While the conclusion is abrupt and ambiguous, it gives the film the feeling of a parable, from which the viewer is meant to draw their own conclusions. Was there value in Delphine's journey, or was it all merely a random series of disappointments followed by an equally random moment of satisfaction? Is there hope in the film's final scene, or is it merely a mirage, to be followed by more misery? Rohmer doesn't answer these questions, leaving the viewer with a feeling that Delphine's journey is only just beginning, and that there's no real resolution in life - only a collection of fleeting moments that we must attempt to make sense of in retrospect.

#605: Salò, or the 120 Days of Sodom

1975, TSPDT Rank #198
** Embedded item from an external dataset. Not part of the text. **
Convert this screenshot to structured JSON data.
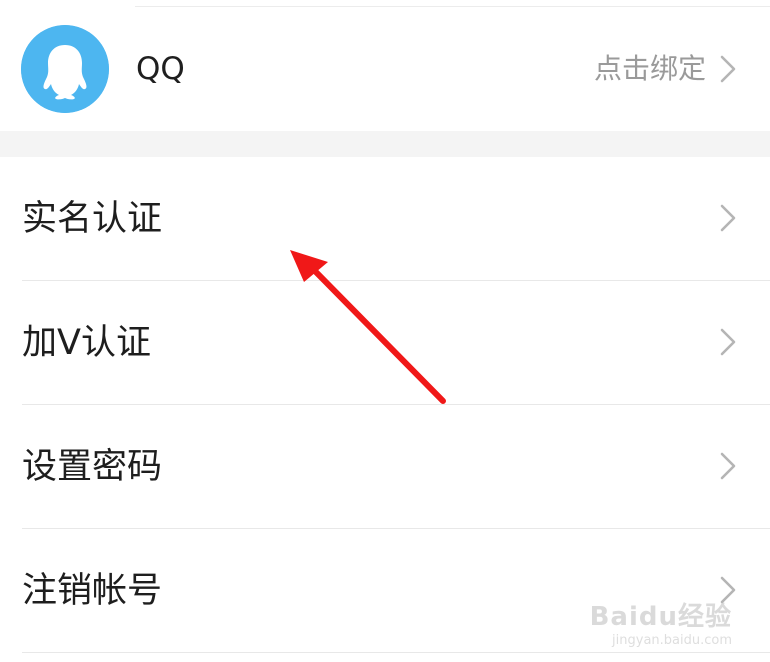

If Pier Paolo Pasolini's Trilogy of Life was a celebration of hedonism and sexual freedom in the medieval era, Salò suggests that these qualities have been corrupted by the ruling classes in the modern era. The film transposes the Marquis de Sade's infamous novel, The 120 Days of Sodom, to the Republic of Salò, the fascist regime through which Mussolini ruled Northern Italy with the support of the Nazis between 1943 and 1945. The plot, which follows four fascist leaders as they degrade and torture sixteen lower-class girls and boys, is remarkably similar to Sade's novel, essentially equating the upper-class depravity of libertinism with fascism.
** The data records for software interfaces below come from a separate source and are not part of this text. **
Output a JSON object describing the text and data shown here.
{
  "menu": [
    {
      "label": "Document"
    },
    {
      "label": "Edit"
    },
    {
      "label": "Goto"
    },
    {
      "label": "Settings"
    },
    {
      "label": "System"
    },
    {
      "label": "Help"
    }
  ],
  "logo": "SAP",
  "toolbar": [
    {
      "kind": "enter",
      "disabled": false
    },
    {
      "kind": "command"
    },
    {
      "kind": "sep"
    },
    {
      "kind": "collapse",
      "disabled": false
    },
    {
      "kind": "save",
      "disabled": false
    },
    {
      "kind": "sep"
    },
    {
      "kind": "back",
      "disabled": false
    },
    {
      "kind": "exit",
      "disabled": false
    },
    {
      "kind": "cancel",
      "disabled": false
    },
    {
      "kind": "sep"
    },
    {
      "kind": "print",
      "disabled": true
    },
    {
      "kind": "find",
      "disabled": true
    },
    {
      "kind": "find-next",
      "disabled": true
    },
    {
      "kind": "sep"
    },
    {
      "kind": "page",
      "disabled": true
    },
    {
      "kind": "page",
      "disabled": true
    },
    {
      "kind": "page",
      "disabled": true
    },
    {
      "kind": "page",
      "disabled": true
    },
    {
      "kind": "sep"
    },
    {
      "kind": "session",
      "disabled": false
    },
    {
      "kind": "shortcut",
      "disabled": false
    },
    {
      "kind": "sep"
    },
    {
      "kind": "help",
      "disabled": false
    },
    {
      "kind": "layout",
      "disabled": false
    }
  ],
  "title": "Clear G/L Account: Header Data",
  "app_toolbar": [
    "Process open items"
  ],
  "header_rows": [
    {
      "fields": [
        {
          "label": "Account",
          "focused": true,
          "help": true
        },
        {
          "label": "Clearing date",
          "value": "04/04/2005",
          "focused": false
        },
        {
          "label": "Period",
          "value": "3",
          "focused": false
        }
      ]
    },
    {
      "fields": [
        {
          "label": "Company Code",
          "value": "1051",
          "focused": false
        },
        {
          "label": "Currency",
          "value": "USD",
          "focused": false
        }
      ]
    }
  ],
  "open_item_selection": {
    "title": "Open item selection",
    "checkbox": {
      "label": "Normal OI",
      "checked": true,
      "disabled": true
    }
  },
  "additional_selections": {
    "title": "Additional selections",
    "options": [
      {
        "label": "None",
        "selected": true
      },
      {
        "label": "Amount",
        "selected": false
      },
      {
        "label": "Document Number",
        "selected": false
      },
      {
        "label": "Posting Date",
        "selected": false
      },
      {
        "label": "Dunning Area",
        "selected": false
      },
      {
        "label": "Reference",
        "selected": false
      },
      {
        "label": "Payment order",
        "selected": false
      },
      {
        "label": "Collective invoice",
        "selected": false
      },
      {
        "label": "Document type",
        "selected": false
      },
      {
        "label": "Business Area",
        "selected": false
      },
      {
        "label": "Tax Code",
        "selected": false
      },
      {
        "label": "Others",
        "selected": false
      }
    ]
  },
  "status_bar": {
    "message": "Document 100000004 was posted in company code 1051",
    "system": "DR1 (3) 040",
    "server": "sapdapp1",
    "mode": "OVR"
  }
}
Salò has long been considered one of the most shocking and disturbing films of all time (one of the reasons I had not seen it before now), but while much of its more superficial shock value has worn off due to the recent arrival of "torture porn" films like Hostel and The Human Centipede, what remains most disturbing about the film is its examination of the inherent evil of modern power structures. In fact, beneath every act perpetrated by the four fascists lies a sick satisfaction derived from the feeling of having power over the powerless. During one bout of particularly humiliating torture, one of the men notes that it is his "social privilege" that excites him, and that without inequality, there can be no true happiness.

Although his films were always influenced by his Marxist views, with Salò, Pasolini's philosophy took a decidedly dark turn. Here he makes the grim suggestion that victims are often complicit in their oppression, with the simultaneous assumption that these willing victims are the ones who will eventually become oppressors of others. Those who resist are shown to have little besides a cruel and painful death ahead of them, devoid of honor or dignity, with its only value being to provide the perpetrators and their collaborators with entertainment. Within this context, it seems that Pasolini had abandoned the idea that redemption was possible for humanity, arriving instead at the conclusion that cruelty only gives way to more cruelty in a bottomless downward spiral of meaningless depravity.

Pasolini described Salò as not only a critique of fascism, but of modern society as a whole. He spared no one in his unrelentingly pessimistic vision of humanity, least of all the audiences who would see the film in the aftermath of his brutal murder by a male prostitute only days before the film's premiere. In witnessing the vile events portrayed in the film, without a single protagonist or sympathetic character to identify with, the viewer also becomes implicated in them - as a passive spectator of the brutal and disgusting spectacle which the film presents. While he probably meant this film as more of an angry personal statement than a final testament, Salò ended up becoming both - one of the most uncompromising films ever made as well as a definitively disturbing look at the corrupting nature of modern power structures.